Tips for getting medications into your dog
Getting dogs to take medications can be tricky at times – of course some dogs just gobble down whatever you offer them (my chocolate Labrador for example!) but others can be very particular about what they eat and can quickly be “onto you” when it comes to taking medications. Here’s some tips that might help:
1. You’re going to need some delicious food. Canned wet food, low fat peanut butter, low fat cream cheese, anything soft and yummy that your dog likes (I’ve even used a raspberry!).
2. “Pill Pockets” are widely available in pet stores and they can be good for pills and even liquid medications.
3. Firstly, try not to let your dog see you preparing the medications, whether it’s getting a pill out of a bottle or filling a syringe, they can quickly learn what comes next and take off running! Or be on the lookout for the medication in that blob of peanut butter you offer them!
4. Take 3 or 4 blobs of canned wet food, peanut butter or low fat cream cheese. Put the pill in one blob. Offer the dog 2 blobs of food that don’t contain medication. Then offer the 3rd piece with the medication inside quickly followed by the 4th blob.
5. Check with your vet first but if you can grind the pill down to a fine powder and mix it with something delicious you might be able to get the dog to eat it.

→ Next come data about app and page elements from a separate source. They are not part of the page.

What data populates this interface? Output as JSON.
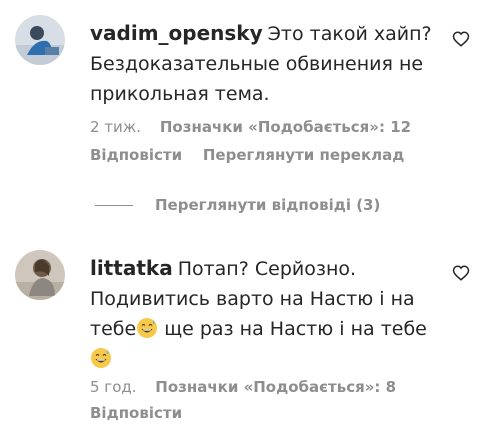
{
  "comments": [
    {
      "username": "vadim_opensky",
      "text": "Это такой хайп? Бездоказательные обвинения не прикольная тема.",
      "time": "2 тиж.",
      "likes": "Позначки «Подобається»: 12",
      "reply": "Відповісти",
      "translate": "Переглянути переклад",
      "view_replies": "Переглянути відповіді (3)"
    },
    {
      "username": "littatka",
      "text_part1": "Потап? Серйозно. Подивитись варто на Настю і на тебе",
      "text_part2": " ще раз на Настю і на тебе",
      "time": "5 год.",
      "likes": "Позначки «Подобається»: 8",
      "reply": "Відповісти"
    }
  ],
  "icons": {
    "like": "heart-outline-icon",
    "emoji": "grinning-sweat-emoji"
  },
  "colors": {
    "text": "#262626",
    "muted": "#8e8e8e",
    "emoji_face": "#f7c948"
  }
}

6. If nothing is working and you MUST get the medication into the dog or the medication is a liquid or tablet that must be dissolved, then you can dissolve the pills in warm water in a small syringe and then squirt that into the dog’s mouth. This is of course not fun for the dog but it is nicer than ramming a naked hard cold pill down their throat!
7. If you have several different medications to be given at the same time you can dissolve the tablets in one syringe and then transfer them to another syringe containing the other liquid medications. The syringe you use to dissolve tablets will need to be a little larger than the one you’re “decanting” into. See picture:
Authorized for re-posting by Kathrine Breeden at Be Kind To Dogs Kathrine is an Animal Behavior Consultant © ALL RIGHTS RESERVED.